#### [Your instructions]
These entries are to be set down again exactly.

#### [Information given]
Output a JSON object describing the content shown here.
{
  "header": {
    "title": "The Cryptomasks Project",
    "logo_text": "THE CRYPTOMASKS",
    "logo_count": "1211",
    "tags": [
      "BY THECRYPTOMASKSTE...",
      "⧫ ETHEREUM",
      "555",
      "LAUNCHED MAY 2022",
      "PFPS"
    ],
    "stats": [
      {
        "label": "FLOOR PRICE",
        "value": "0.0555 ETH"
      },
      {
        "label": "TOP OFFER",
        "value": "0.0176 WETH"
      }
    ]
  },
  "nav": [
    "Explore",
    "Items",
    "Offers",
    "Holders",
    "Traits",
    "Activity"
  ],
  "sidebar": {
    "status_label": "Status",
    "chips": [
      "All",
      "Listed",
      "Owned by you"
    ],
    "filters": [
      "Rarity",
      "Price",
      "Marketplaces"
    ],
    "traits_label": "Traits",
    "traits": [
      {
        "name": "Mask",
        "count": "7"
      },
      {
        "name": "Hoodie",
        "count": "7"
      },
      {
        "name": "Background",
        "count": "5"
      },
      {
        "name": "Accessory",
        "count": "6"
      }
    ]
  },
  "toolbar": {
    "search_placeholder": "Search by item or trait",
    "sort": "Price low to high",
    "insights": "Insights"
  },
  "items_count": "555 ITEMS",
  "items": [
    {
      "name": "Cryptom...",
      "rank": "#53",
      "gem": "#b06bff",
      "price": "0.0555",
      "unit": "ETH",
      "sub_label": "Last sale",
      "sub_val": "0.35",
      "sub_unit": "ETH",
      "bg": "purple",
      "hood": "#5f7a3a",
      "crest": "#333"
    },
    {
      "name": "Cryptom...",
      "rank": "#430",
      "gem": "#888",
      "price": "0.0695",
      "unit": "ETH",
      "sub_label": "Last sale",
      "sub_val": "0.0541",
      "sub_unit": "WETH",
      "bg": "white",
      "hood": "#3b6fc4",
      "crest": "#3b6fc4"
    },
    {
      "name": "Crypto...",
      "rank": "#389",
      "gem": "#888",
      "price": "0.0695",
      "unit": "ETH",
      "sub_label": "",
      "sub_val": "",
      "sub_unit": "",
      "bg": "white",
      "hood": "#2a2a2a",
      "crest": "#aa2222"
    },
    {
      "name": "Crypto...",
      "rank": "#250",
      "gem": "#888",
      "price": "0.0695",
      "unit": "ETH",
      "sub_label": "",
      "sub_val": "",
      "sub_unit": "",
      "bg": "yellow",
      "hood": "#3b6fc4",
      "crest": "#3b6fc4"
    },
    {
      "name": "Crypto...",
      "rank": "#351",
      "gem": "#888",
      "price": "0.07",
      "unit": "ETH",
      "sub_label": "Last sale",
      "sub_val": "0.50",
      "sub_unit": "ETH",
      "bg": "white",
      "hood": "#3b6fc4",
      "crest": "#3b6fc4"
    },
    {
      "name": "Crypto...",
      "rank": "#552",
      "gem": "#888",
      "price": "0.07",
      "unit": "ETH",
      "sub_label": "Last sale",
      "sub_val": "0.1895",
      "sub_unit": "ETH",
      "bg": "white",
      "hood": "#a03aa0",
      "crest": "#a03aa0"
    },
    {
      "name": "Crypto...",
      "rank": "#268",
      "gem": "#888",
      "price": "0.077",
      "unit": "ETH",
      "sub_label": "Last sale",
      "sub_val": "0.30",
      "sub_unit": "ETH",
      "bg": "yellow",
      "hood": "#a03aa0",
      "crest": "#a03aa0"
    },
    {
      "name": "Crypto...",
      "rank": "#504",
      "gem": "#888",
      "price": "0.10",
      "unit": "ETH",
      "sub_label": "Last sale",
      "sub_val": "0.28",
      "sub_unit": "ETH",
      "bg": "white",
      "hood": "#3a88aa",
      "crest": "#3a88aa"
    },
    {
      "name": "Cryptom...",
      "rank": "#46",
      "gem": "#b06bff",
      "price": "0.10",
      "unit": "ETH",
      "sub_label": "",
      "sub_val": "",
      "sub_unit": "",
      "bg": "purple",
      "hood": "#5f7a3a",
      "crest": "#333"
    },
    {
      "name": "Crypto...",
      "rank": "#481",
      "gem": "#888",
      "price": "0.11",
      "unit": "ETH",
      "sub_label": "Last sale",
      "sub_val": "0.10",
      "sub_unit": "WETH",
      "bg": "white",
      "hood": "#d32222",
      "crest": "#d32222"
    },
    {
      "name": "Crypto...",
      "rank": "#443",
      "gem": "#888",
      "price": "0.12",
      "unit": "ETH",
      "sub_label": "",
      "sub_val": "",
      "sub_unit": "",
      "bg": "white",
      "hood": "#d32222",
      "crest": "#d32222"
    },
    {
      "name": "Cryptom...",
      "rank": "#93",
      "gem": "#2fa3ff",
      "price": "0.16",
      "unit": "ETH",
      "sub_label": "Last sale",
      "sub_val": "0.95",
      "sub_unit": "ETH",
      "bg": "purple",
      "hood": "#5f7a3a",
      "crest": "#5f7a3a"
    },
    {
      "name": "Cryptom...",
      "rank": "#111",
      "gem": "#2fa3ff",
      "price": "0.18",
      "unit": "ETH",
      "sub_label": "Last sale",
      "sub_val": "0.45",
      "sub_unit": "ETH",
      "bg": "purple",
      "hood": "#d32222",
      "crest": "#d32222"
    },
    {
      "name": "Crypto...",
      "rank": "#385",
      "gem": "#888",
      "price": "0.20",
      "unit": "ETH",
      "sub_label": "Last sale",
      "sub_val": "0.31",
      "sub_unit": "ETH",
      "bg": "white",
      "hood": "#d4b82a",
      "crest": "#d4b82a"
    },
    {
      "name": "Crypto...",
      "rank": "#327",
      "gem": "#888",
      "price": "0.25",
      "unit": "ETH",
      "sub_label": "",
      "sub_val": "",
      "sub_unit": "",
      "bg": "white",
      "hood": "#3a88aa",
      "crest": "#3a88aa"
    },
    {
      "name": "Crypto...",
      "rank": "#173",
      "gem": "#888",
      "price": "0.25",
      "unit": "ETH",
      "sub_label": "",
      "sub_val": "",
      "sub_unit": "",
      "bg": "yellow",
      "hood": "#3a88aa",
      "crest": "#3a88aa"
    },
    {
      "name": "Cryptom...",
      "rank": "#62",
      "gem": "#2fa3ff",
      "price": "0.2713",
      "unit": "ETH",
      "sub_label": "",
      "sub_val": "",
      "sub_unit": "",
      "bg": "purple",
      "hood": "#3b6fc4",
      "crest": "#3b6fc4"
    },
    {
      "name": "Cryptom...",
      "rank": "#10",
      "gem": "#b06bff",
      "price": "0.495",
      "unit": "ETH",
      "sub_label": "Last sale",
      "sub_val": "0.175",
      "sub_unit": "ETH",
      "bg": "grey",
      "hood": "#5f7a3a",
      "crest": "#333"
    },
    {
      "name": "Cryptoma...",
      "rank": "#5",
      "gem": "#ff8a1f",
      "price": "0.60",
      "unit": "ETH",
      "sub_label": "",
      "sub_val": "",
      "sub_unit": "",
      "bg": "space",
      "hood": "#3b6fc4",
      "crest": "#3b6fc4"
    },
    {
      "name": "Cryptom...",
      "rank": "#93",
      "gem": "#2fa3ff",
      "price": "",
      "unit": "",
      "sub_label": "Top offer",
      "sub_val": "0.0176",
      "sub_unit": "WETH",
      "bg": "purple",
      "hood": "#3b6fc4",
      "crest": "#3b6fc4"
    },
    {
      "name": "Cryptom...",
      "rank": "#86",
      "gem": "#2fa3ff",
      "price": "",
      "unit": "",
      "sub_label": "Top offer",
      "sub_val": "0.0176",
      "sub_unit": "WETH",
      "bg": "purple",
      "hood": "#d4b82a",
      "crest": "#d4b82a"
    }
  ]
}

#### [Solved exercise]
Output a JSON object describing the content shown here.
{
  "header": {
    "title": "The Cryptomasks Project",
    "logo_text": "THE CRYPTOMASKS",
    "logo_count": "1211",
    "tags": [
      "BY THECRYPTOMASKSTE...",
      "⧫ ETHEREUM",
      "555",
      "LAUNCHED MAY 2022",
      "PFPS"
    ],
    "stats": [
      {
        "label": "FLOOR PRICE",
        "value": "0.0555 ETH"
      },
      {
        "label": "TOP OFFER",
        "value": "0.0176 WETH"
      }
    ]
  },
  "nav": [
    "Explore",
    "Items",
    "Offers",
    "Holders",
    "Traits",
    "Activity"
  ],
  "sidebar": {
    "status_label": "Status",
    "chips": [
      "All",
      "Listed",
      "Owned by you"
    ],
    "filters": [
      "Rarity",
      "Price",
      "Marketplaces"
    ],
    "traits_label": "Traits",
    "traits": [
      {
        "name": "Mask",
        "count": "7"
      },
      {
        "name": "Hoodie",
        "count": "7"
      },
      {
        "name": "Background",
        "count": "5"
      },
      {
        "name": "Accessory",
        "count": "6"
      }
    ]
  },
  "toolbar": {
    "search_placeholder": "Search by item or trait",
    "sort": "Price low to high",
    "insights": "Insights"
  },
  "items_count": "555 ITEMS",
  "items": [
    {
      "name": "Cryptom...",
      "rank": "#53",
      "gem": "#b06bff",
      "price": "0.0555",
      "unit": "ETH",
      "sub_label": "Last sale",
      "sub_val": "0.35",
      "sub_unit": "ETH",
      "bg": "purple",
      "hood": "#5f7a3a",
      "crest": "#333"
    },
    {
      "name": "Cryptom...",
      "rank": "#430",
      "gem": "#888",
      "price": "0.0695",
      "unit": "ETH",
      "sub_label": "Last sale",
      "sub_val": "0.0541",
      "sub_unit": "WETH",
      "bg": "white",
      "hood": "#3b6fc4",
      "crest": "#3b6fc4"
    },
    {
      "name": "Crypto...",
      "rank": "#389",
      "gem": "#888",
      "price": "0.0695",
      "unit": "ETH",
      "sub_label": "",
      "sub_val": "",
      "sub_unit": "",
      "bg": "white",
      "hood": "#2a2a2a",
      "crest": "#aa2222"
    },
    {
      "name": "Crypto...",
      "rank": "#250",
      "gem": "#888",
      "price": "0.0695",
      "unit": "ETH",
      "sub_label": "",
      "sub_val": "",
      "sub_unit": "",
      "bg": "yellow",
      "hood": "#3b6fc4",
      "crest": "#3b6fc4"
    },
    {
      "name": "Crypto...",
      "rank": "#351",
      "gem": "#888",
      "price": "0.07",
      "unit": "ETH",
      "sub_label": "Last sale",
      "sub_val": "0.50",
      "sub_unit": "ETH",
      "bg": "white",
      "hood": "#3b6fc4",
      "crest": "#3b6fc4"
    },
    {
      "name": "Crypto...",
      "rank": "#552",
      "gem": "#888",
      "price": "0.07",
      "unit": "ETH",
      "sub_label": "Last sale",
      "sub_val": "0.1895",
      "sub_unit": "ETH",
      "bg": "white",
      "hood": "#a03aa0",
      "crest": "#a03aa0"
    },
    {
      "name": "Crypto...",
      "rank": "#268",
      "gem": "#888",
      "price": "0.077",
      "unit": "ETH",
      "sub_label": "Last sale",
      "sub_val": "0.30",
      "sub_unit": "ETH",
      "bg": "yellow",
      "hood": "#a03aa0",
      "crest": "#a03aa0"
    },
    {
      "name": "Crypto...",
      "rank": "#504",
      "gem": "#888",
      "price": "0.10",
      "unit": "ETH",
      "sub_label": "Last sale",
      "sub_val": "0.28",
      "sub_unit": "ETH",
      "bg": "white",
      "hood": "#3a88aa",
      "crest": "#3a88aa"
    },
    {
      "name": "Cryptom...",
      "rank": "#46",
      "gem": "#b06bff",
      "price": "0.10",
      "unit": "ETH",
      "sub_label": "",
      "sub_val": "",
      "sub_unit": "",
      "bg": "purple",
      "hood": "#5f7a3a",
      "crest": "#333"
    },
    {
      "name": "Crypto...",
      "rank": "#481",
      "gem": "#888",
      "price": "0.11",
      "unit": "ETH",
      "sub_label": "Last sale",
      "sub_val": "0.10",
      "sub_unit": "WETH",
      "bg": "white",
      "hood": "#d32222",
      "crest": "#d32222"
    },
    {
      "name": "Crypto...",
      "rank": "#443",
      "gem": "#888",
      "price": "0.12",
      "unit": "ETH",
      "sub_label": "",
      "sub_val": "",
      "sub_unit": "",
      "bg": "white",
      "hood": "#d32222",
      "crest": "#d32222"
    },
    {
      "name": "Cryptom...",
      "rank": "#93",
      "gem": "#2fa3ff",
      "price": "0.16",
      "unit": "ETH",
      "sub_label": "Last sale",
      "sub_val": "0.95",
      "sub_unit": "ETH",
      "bg": "purple",
      "hood": "#5f7a3a",
      "crest": "#5f7a3a"
    },
    {
      "name": "Cryptom...",
      "rank": "#111",
      "gem": "#2fa3ff",
      "price": "0.18",
      "unit": "ETH",
      "sub_label": "Last sale",
      "sub_val": "0.45",
      "sub_unit": "ETH",
      "bg": "purple",
      "hood": "#d32222",
      "crest": "#d32222"
    },
    {
      "name": "Crypto...",
      "rank": "#385",
      "gem": "#888",
      "price": "0.20",
      "unit": "ETH",
      "sub_label": "Last sale",
      "sub_val": "0.31",
      "sub_unit": "ETH",
      "bg": "white",
      "hood": "#d4b82a",
      "crest": "#d4b82a"
    },
    {
      "name": "Crypto...",
      "rank": "#327",
      "gem": "#888",
      "price": "0.25",
      "unit": "ETH",
      "sub_label": "",
      "sub_val": "",
      "sub_unit": "",
      "bg": "white",
      "hood": "#3a88aa",
      "crest": "#3a88aa"
    },
    {
      "name": "Crypto...",
      "rank": "#173",
      "gem": "#888",
      "price": "0.25",
      "unit": "ETH",
      "sub_label": "",
      "sub_val": "",
      "sub_unit": "",
      "bg": "yellow",
      "hood": "#3a88aa",
      "crest": "#3a88aa"
    },
    {
      "name": "Cryptom...",
      "rank": "#62",
      "gem": "#2fa3ff",
      "price": "0.2713",
      "unit": "ETH",
      "sub_label": "",
      "sub_val": "",
      "sub_unit": "",
      "bg": "purple",
      "hood": "#3b6fc4",
      "crest": "#3b6fc4"
    },
    {
      "name": "Cryptom...",
      "rank": "#10",
      "gem": "#b06bff",
      "price": "0.495",
      "unit": "ETH",
      "sub_label": "Last sale",
      "sub_val": "0.175",
      "sub_unit": "ETH",
      "bg": "grey",
      "hood": "#5f7a3a",
      "crest": "#333"
    },
    {
      "name": "Cryptoma...",
      "rank": "#5",
      "gem": "#ff8a1f",
      "price": "0.60",
      "unit": "ETH",
      "sub_label": "",
      "sub_val": "",
      "sub_unit": "",
      "bg": "space",
      "hood": "#3b6fc4",
      "crest": "#3b6fc4"
    },
    {
      "name": "Cryptom...",
      "rank": "#93",
      "gem": "#2fa3ff",
      "price": "",
      "unit": "",
      "sub_label": "Top offer",
      "sub_val": "0.0176",
      "sub_unit": "WETH",
      "bg": "purple",
      "hood": "#3b6fc4",
      "crest": "#3b6fc4"
    },
    {
      "name": "Cryptom...",
      "rank": "#86",
      "gem": "#2fa3ff",
      "price": "",
      "unit": "",
      "sub_label": "Top offer",
      "sub_val": "0.0176",
      "sub_unit": "WETH",
      "bg": "purple",
      "hood": "#d4b82a",
      "crest": "#d4b82a"
    }
  ]
}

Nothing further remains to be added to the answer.